The Risks of Guest Blogging for Dental SEO
Why you need to know if your SEO team uses guest blogs
Back in 2016 I wrote a blog covering the concepts of “white hat”, “grey hat” and “black hat” SEO and their potential impact on dentist’s websites.
Today we’ll recap on that and in particular how one key aspect known as “guest blogging” is presenting an increasing risk for dental websites in the context of over-zealous SEO and Google penalties.
Let’s begin with a quick refresher of the various terms:
White hat SEO – this is where only techniques which comply with Google’s web publishing guidelines are used. For example, generating high-quality content for you own website or blog which attracts 3rd-party links naturally. Some manually placed links can also be considered to be “white hat” and risk free, for example ensuring that your web link is included in your Google My Business page.
Grey hat SEO – this is where techniques are used which are on the margins of acceptability, at least in Google’s view! So placing links manually in business directories which are not human-reviewed, creating location specific pages on your website, duplicating content to try to deceive search engines, using micro-sites etc.
Black hat SEO – this is full scale disregard of Google’s “rules” and really does risk getting your website banned very quickly. Techniques such as cloaking, buying links, building secret blog networks etc would fall into this category.
Other web optimisation professionals might have slightly different definitions based on their ethics and experiences, but in the context of what Google looks at when determining if your site gets banned; those mentioned above certainly aren’t far off.

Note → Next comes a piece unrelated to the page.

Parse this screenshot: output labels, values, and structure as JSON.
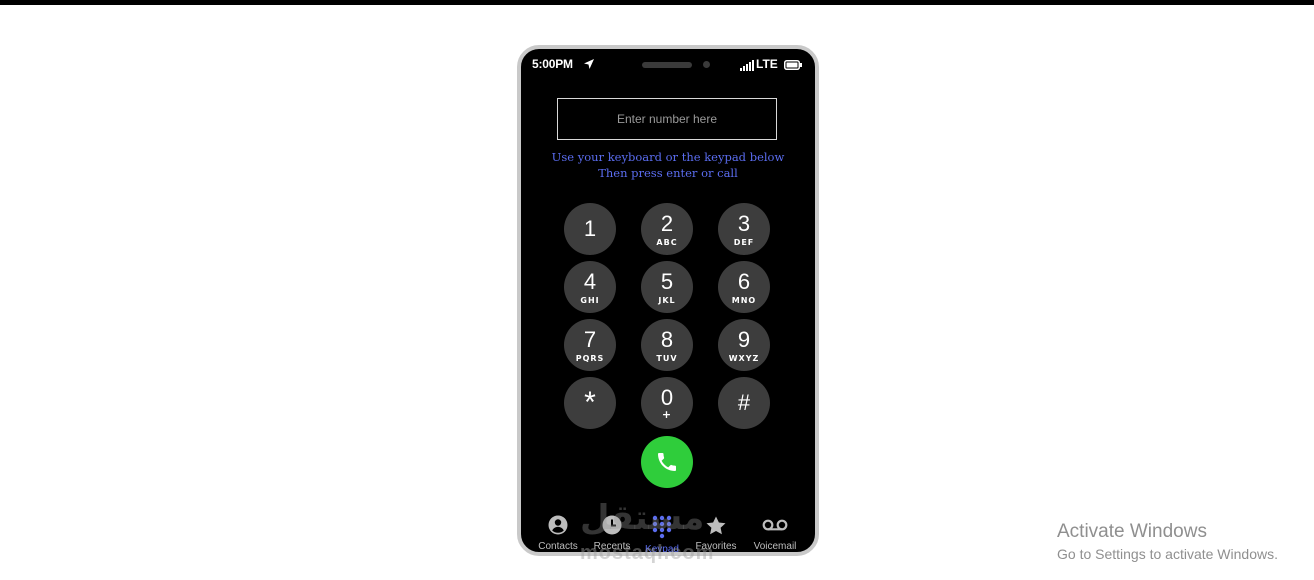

Get on the wrong side of Google with too much grey hat SEO or any black-hat SEO, and you’ll be in line for getting your site demoted or worse, banned completely. Sometimes it can take Google several months to find non-compliant techniques but they tend to catch up eventually. How far you push is up to you, but you do need to understand the risks or at least be sure that your SEO agency does. Remember that a site penalised in this way can be extremely hard to recover and the business lost as a result, huge.
Guest blogging – what is it and why is it risky?
One of the techniques that spans grey and black hat SEO is guest blogging. This came into being a number of years ago and has gained popularity with SEOs who don’t mind taking risks with their client’s websites. It comes in two main forms. The first one is where you pay a website which accepts guest blog posts to include a blog you provide. Within that blog content you include a link or links back to your own website.
The second form of guest blogging is slightly less dangerous but still highly questionable and this is where the accepting site doesn’t charge for your blog content but then attempts to monetise it, for example by adding advertising.
Both of these methods can easily fall foul of Google’s quality checks and the result can be severely detrimental for your own website. Where you pay to add a blog to someone else’s website you are essentially paying for a link and this is completely outside of Google’s guidelines. Where your content is included elsewhere but you don’t have to pay, please consider the quality of the website where your blog will appear. In the vast majority of cases these types of website are very poor quality and the very fact that they are accepting random content for the purpose of link-building, will tend to bring them under Google’s spotlight. Being part of a “poor web neighbourhood” like this is not recommended.
Is your SEO agency using guest blogging?
There are several UK based SEO companies using guest blogging to try to promote their dental clients websites in Google. You can see this simply by tracking the links which point back to the target site.
What typically happens is that links placed in guest blogs like this give the target site a useful boost in the ranking results. However, over time and as Google aggregates more information, the quality of the site comes into question up to the point where the site gets demoted or even completely banned. So you can get away with it for a period of time, but it will likely catch up with you in the end.
My guidance would be to ask your SEO company if they are using guest blogging so at least you can understand the risk if they are. My general guidance would be to avoid this type of practice altogether and use more sustainable, white-hat methods.
We’ve discussed guest blogging in the context of SEO and how its use is very risky. We’ve also seen that it is a technique becoming increasingly popular for dental SEO and widespread in the UK search engine optimisation industry. Given the risk involved and just how damaging a Google website penalty can be, I recommend steering well clear.
Do you need more advice on SEO techniques to dramatically improve your Google rankings ethically and sustainably? Please call our optimisation team on 01332 672548 for more information.